If you have massive amounts of indicators or a large amount of things you would like to contextualize, this feature is for you.

Create a Bloom filter context by using bloom-filter as context type:

context create indicators bloom-filter

Then populate it with a pipeline, exactly like a lookup table:

from /tmp/iocs.csv
| context update bloom-filter --key ioc

Thereafter use it for enrichment, e.g., in this example pipeline:

export --live
| where #schema == "suricata.dns"
| enrich indicators --field dns.rrname

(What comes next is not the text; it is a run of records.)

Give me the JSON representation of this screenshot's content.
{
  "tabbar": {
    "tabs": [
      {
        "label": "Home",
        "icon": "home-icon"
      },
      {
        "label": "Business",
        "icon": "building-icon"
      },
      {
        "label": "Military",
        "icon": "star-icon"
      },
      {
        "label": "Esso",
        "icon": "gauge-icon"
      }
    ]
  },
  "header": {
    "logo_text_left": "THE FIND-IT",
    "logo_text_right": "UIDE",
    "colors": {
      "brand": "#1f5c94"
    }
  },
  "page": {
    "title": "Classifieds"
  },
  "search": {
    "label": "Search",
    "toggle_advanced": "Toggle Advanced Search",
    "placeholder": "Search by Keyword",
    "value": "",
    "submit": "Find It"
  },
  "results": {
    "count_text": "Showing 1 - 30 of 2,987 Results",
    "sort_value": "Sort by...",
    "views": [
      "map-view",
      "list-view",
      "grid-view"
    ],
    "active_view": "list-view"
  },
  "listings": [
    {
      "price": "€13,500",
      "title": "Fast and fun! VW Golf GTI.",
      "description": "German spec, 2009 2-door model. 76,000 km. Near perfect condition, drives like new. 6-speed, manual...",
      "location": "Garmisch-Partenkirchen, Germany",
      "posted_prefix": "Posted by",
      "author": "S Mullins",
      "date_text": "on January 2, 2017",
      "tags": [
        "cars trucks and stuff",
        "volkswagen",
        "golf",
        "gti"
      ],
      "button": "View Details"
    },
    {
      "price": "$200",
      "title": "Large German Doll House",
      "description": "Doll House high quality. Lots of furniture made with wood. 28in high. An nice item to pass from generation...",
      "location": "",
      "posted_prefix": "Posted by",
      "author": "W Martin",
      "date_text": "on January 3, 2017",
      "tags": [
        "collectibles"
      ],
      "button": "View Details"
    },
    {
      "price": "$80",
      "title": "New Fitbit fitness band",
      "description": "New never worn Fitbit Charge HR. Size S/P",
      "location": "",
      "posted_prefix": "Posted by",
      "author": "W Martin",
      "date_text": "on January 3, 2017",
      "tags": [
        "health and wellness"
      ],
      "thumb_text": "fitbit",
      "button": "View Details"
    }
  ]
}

The enrich operator gained a new --filter option to remove events it could not enrich. Use the new option to remove anything that is not included in the Bloom filter:

export --live
| where #schema == "suricata.dns"
| enrich indicators --field dns.rrname --filter


Other noteworthy changes and improvements:

  • tenzir.db-directory is now tenzir.state-directory. The old option remains functional, but will be phased out in an upcoming release.
  • On the command-line, Tenzir now respects NO_COLOR when printing diagnostics. Additionally, colors are automatically disabled when the output device is not a terminal.
  • RFC 5424-style Syslog parsing now emits a record with the structured data fields.
  • The --selector option for the JSON parser now works with nested and non-string fields.
  • The python operator gained a --file option to read from a file instead of expecting the Python code as a positional argument.
  • The csv, tsv, and ssv parsers now fill in nulls for missing values.

For the curious, the changelog has the full scoop.

Experience the new features at and join us on our Discord server.